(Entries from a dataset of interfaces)
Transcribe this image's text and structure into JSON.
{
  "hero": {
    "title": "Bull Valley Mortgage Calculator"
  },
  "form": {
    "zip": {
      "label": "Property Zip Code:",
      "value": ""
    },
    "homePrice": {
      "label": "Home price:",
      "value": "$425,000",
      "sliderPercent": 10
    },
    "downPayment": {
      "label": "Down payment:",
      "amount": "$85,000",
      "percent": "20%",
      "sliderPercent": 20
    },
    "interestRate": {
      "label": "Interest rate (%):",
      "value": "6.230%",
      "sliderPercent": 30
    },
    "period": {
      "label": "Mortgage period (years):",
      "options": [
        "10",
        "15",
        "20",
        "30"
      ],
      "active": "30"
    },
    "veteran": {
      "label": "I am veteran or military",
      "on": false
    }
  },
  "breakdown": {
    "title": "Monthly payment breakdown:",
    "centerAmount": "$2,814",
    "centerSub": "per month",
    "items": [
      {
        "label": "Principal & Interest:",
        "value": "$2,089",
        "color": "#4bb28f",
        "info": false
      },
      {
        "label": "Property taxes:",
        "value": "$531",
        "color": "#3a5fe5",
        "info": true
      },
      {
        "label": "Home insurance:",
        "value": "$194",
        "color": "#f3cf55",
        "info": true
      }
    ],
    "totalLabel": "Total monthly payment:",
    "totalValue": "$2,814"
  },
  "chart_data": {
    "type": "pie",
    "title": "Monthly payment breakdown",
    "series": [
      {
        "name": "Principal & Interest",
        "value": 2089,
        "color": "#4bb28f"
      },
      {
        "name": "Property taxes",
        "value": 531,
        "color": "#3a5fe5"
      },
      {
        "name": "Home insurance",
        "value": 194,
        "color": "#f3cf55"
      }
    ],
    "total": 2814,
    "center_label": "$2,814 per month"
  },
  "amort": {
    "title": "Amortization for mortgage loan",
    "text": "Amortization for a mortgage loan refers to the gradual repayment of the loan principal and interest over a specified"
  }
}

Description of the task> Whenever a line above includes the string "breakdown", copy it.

Exercise response>
  "breakdown": {
    "title": "Monthly payment breakdown:",
    "title": "Monthly payment breakdown",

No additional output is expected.